_WHAT IS BEING ASKED_
The entries below should be given again exactly, minus their pictures.

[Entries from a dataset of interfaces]
____________

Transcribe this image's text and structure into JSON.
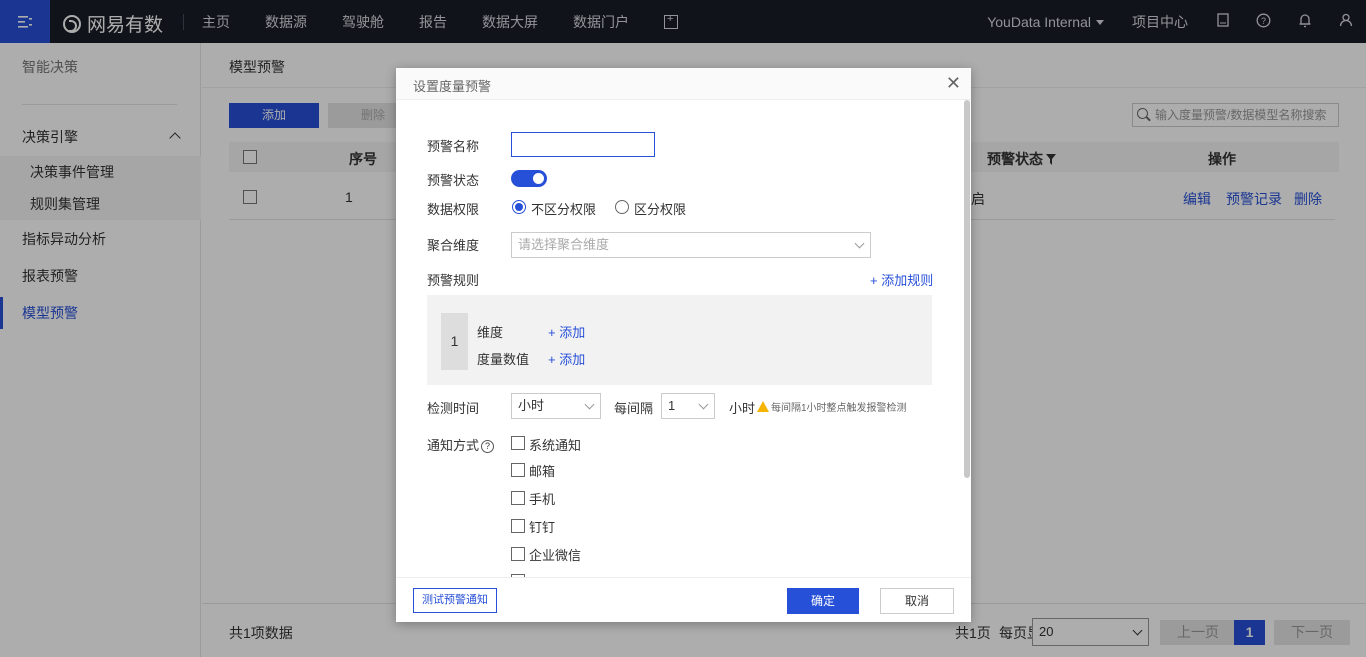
{
  "topbar": {
    "brand": "网易有数",
    "nav": [
      "主页",
      "数据源",
      "驾驶舱",
      "报告",
      "数据大屏",
      "数据门户"
    ],
    "workspace": "YouData Internal",
    "project_center": "项目中心",
    "accent": "#2750d8"
  },
  "sidebar": {
    "title": "智能决策",
    "group": "决策引擎",
    "sub_items": [
      "决策事件管理",
      "规则集管理"
    ],
    "items": [
      "指标异动分析",
      "报表预警",
      "模型预警"
    ],
    "active": "模型预警"
  },
  "main": {
    "page_title": "模型预警",
    "add_label": "添加",
    "delete_label": "删除",
    "search_placeholder": "输入度量预警/数据模型名称搜索",
    "columns": {
      "index": "序号",
      "status": "预警状态",
      "actions": "操作"
    },
    "row": {
      "index": "1",
      "status_fragment": "启",
      "edit": "编辑",
      "records": "预警记录",
      "delete": "删除"
    },
    "footer": {
      "total": "共1项数据",
      "pages": "共1页",
      "per_page_label": "每页显示",
      "per_page": "20",
      "prev": "上一页",
      "current": "1",
      "next": "下一页"
    }
  },
  "modal": {
    "title": "设置度量预警",
    "name_label": "预警名称",
    "name_value": "",
    "status_label": "预警状态",
    "permission_label": "数据权限",
    "permission_opt1": "不区分权限",
    "permission_opt2": "区分权限",
    "agg_label": "聚合维度",
    "agg_placeholder": "请选择聚合维度",
    "rules_label": "预警规则",
    "add_rule": "+ 添加规则",
    "rule": {
      "num": "1",
      "dim_label": "维度",
      "measure_label": "度量数值",
      "add": "+ 添加"
    },
    "detect_label": "检测时间",
    "detect_unit": "小时",
    "every_label": "每间隔",
    "every_value": "1",
    "every_unit": "小时",
    "warn_text": "每间隔1小时整点触发报警检测",
    "notify_label": "通知方式",
    "notify_options": [
      "系统通知",
      "邮箱",
      "手机",
      "钉钉",
      "企业微信"
    ],
    "test_button": "测试预警通知",
    "ok_button": "确定",
    "cancel_button": "取消"
  }
}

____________

_SOLUTION TO THIS TASK_
Transcribe this image's text and structure into JSON.
{
  "topbar": {
    "brand": "网易有数",
    "nav": [
      "主页",
      "数据源",
      "驾驶舱",
      "报告",
      "数据大屏",
      "数据门户"
    ],
    "workspace": "YouData Internal",
    "project_center": "项目中心",
    "accent": "#2750d8"
  },
  "sidebar": {
    "title": "智能决策",
    "group": "决策引擎",
    "sub_items": [
      "决策事件管理",
      "规则集管理"
    ],
    "items": [
      "指标异动分析",
      "报表预警",
      "模型预警"
    ],
    "active": "模型预警"
  },
  "main": {
    "page_title": "模型预警",
    "add_label": "添加",
    "delete_label": "删除",
    "search_placeholder": "输入度量预警/数据模型名称搜索",
    "columns": {
      "index": "序号",
      "status": "预警状态",
      "actions": "操作"
    },
    "row": {
      "index": "1",
      "status_fragment": "启",
      "edit": "编辑",
      "records": "预警记录",
      "delete": "删除"
    },
    "footer": {
      "total": "共1项数据",
      "pages": "共1页",
      "per_page_label": "每页显示",
      "per_page": "20",
      "prev": "上一页",
      "current": "1",
      "next": "下一页"
    }
  },
  "modal": {
    "title": "设置度量预警",
    "name_label": "预警名称",
    "name_value": "",
    "status_label": "预警状态",
    "permission_label": "数据权限",
    "permission_opt1": "不区分权限",
    "permission_opt2": "区分权限",
    "agg_label": "聚合维度",
    "agg_placeholder": "请选择聚合维度",
    "rules_label": "预警规则",
    "add_rule": "+ 添加规则",
    "rule": {
      "num": "1",
      "dim_label": "维度",
      "measure_label": "度量数值",
      "add": "+ 添加"
    },
    "detect_label": "检测时间",
    "detect_unit": "小时",
    "every_label": "每间隔",
    "every_value": "1",
    "every_unit": "小时",
    "warn_text": "每间隔1小时整点触发报警检测",
    "notify_label": "通知方式",
    "notify_options": [
      "系统通知",
      "邮箱",
      "手机",
      "钉钉",
      "企业微信"
    ],
    "test_button": "测试预警通知",
    "ok_button": "确定",
    "cancel_button": "取消"
  }
}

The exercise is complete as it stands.